■ Task statement: Filter the records below down to lines containing "JSON".

■ Data about app and page elements:
====
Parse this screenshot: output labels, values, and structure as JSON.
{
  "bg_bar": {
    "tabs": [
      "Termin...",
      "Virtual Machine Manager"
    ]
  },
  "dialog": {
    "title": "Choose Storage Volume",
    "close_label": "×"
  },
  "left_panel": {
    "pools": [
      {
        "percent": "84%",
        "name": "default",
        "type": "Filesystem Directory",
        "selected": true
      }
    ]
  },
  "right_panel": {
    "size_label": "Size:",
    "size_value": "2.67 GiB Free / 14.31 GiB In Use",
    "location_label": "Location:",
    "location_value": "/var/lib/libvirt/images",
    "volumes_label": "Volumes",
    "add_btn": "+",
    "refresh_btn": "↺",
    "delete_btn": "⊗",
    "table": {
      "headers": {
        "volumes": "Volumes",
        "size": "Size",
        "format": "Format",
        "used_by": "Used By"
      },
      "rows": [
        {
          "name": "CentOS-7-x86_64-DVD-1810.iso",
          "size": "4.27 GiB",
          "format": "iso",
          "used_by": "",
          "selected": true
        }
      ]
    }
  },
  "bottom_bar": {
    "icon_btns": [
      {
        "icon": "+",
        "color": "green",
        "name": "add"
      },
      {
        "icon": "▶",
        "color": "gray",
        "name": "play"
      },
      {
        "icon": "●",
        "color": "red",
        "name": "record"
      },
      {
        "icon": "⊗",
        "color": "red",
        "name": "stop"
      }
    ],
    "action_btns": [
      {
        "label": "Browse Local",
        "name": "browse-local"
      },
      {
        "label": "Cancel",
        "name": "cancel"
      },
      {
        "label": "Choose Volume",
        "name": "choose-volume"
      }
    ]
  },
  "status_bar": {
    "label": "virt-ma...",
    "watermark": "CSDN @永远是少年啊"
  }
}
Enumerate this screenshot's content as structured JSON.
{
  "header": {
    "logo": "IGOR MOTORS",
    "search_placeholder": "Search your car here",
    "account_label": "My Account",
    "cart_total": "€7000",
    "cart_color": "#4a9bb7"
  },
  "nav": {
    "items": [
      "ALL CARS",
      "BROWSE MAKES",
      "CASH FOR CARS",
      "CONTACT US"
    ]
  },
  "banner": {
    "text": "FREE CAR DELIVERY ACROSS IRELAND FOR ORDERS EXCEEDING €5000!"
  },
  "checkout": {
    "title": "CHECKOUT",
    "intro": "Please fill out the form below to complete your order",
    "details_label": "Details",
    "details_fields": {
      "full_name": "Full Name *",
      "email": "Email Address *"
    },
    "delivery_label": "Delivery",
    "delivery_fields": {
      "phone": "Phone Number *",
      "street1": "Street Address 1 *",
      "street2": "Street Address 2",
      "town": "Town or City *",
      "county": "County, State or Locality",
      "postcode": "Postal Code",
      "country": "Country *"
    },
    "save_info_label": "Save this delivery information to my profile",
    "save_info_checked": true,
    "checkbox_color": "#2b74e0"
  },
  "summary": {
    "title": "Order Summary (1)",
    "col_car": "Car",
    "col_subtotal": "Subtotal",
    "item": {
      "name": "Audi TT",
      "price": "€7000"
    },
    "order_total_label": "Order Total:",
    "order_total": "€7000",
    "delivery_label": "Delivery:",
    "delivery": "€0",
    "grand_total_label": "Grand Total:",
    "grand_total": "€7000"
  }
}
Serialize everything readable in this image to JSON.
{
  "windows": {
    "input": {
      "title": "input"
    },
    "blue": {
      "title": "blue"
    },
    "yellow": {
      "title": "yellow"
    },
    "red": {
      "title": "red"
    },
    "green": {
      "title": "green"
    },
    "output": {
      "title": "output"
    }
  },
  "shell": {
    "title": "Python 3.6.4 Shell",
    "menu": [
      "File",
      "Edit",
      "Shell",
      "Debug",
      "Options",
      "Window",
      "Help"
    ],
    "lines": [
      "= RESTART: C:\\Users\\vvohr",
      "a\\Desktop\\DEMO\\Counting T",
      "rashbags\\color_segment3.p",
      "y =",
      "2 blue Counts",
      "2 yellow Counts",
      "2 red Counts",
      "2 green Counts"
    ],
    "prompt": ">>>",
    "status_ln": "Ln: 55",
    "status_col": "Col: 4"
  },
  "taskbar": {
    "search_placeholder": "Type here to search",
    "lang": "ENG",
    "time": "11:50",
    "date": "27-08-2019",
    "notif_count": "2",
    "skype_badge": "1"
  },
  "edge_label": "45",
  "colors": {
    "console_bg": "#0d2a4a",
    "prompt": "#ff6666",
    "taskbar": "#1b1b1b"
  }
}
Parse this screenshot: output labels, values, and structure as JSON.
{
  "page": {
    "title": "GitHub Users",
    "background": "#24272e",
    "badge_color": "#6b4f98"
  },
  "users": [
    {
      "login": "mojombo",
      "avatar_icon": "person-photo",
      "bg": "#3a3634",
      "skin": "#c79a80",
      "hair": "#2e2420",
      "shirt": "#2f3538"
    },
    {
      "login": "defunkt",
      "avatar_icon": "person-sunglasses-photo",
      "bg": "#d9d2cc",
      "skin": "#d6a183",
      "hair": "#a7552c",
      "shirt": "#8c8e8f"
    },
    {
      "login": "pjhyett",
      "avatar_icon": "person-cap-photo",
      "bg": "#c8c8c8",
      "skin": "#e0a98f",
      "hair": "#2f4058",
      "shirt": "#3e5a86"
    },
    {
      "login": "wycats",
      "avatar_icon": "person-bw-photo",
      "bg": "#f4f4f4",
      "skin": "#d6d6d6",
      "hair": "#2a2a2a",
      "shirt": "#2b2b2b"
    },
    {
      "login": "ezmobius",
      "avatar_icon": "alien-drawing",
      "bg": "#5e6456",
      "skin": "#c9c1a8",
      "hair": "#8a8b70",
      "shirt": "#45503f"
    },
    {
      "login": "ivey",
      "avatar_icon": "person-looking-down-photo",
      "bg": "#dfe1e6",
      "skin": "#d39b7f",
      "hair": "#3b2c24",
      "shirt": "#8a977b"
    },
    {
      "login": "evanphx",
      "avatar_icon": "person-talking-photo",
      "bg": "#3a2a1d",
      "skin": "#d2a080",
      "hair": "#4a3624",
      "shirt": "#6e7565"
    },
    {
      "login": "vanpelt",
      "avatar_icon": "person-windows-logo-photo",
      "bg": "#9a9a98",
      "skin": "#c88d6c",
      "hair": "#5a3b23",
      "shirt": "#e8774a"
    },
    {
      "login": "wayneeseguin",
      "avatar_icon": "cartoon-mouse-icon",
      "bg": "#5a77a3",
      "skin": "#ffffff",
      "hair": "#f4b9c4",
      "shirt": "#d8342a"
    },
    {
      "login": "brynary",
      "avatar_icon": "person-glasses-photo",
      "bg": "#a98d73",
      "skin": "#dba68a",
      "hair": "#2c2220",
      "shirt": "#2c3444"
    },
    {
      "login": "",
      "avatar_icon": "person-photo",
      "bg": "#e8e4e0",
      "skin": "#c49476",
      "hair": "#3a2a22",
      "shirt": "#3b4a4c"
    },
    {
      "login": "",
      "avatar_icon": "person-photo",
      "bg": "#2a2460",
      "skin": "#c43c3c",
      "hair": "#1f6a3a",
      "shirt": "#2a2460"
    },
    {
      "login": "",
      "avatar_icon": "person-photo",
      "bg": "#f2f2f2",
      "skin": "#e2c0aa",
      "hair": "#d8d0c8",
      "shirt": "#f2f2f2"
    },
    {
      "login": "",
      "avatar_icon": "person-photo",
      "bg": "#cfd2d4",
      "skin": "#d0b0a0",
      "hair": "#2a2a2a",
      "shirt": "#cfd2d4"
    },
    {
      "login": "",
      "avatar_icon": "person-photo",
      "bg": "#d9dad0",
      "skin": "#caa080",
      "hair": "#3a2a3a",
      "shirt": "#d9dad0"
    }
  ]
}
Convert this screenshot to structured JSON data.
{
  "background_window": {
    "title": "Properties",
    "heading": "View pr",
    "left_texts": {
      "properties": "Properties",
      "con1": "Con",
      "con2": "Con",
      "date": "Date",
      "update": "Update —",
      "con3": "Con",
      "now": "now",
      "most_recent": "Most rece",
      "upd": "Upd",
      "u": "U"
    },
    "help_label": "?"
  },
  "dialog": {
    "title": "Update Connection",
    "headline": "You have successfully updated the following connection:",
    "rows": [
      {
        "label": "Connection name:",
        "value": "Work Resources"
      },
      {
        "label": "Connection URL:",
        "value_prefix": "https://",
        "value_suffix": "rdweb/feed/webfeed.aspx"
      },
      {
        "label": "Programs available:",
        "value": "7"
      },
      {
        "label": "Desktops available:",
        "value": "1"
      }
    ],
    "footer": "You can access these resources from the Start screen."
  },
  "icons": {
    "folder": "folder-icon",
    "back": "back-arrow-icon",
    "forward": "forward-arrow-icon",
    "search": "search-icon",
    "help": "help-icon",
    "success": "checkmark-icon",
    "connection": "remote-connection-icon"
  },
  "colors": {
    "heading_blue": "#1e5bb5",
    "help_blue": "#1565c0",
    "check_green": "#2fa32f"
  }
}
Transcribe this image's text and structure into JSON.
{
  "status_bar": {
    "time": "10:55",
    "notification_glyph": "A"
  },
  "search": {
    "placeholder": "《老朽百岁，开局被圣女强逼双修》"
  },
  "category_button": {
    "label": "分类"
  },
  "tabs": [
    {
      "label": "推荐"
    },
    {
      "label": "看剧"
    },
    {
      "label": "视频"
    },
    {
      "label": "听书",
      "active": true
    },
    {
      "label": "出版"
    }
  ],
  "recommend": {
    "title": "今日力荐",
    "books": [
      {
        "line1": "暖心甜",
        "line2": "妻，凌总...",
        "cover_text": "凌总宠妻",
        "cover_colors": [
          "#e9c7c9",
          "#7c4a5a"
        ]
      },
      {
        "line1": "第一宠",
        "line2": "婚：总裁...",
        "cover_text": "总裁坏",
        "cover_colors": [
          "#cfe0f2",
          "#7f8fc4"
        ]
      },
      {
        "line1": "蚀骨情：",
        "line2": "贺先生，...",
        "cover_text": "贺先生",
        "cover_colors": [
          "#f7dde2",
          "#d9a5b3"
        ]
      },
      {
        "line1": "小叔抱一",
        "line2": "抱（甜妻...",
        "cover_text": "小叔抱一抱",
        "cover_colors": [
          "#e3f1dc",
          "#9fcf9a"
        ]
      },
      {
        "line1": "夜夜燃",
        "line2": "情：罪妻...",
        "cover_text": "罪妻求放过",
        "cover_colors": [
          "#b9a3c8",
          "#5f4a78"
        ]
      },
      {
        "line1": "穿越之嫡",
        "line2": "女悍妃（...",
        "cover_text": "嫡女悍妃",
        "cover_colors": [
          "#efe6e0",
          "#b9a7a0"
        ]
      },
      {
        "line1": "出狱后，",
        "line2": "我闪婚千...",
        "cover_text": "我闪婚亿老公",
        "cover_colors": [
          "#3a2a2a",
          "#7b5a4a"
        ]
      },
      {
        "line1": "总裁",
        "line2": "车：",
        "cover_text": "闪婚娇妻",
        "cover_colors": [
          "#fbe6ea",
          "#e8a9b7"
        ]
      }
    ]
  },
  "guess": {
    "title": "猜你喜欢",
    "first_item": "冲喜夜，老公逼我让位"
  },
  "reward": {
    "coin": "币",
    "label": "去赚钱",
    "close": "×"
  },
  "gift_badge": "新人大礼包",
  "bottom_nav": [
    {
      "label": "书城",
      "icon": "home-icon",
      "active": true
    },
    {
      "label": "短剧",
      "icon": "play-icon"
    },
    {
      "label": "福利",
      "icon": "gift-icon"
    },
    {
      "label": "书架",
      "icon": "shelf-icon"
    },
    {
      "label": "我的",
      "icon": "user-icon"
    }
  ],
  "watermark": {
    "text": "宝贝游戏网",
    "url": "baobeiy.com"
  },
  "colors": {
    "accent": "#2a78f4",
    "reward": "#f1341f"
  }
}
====
■ Written solution:
Parse this screenshot: output labels, values, and structure as JSON.
Enumerate this screenshot's content as structured JSON.
Serialize everything readable in this image to JSON.
Parse this screenshot: output labels, values, and structure as JSON.
Convert this screenshot to structured JSON data.
Transcribe this image's text and structure into JSON.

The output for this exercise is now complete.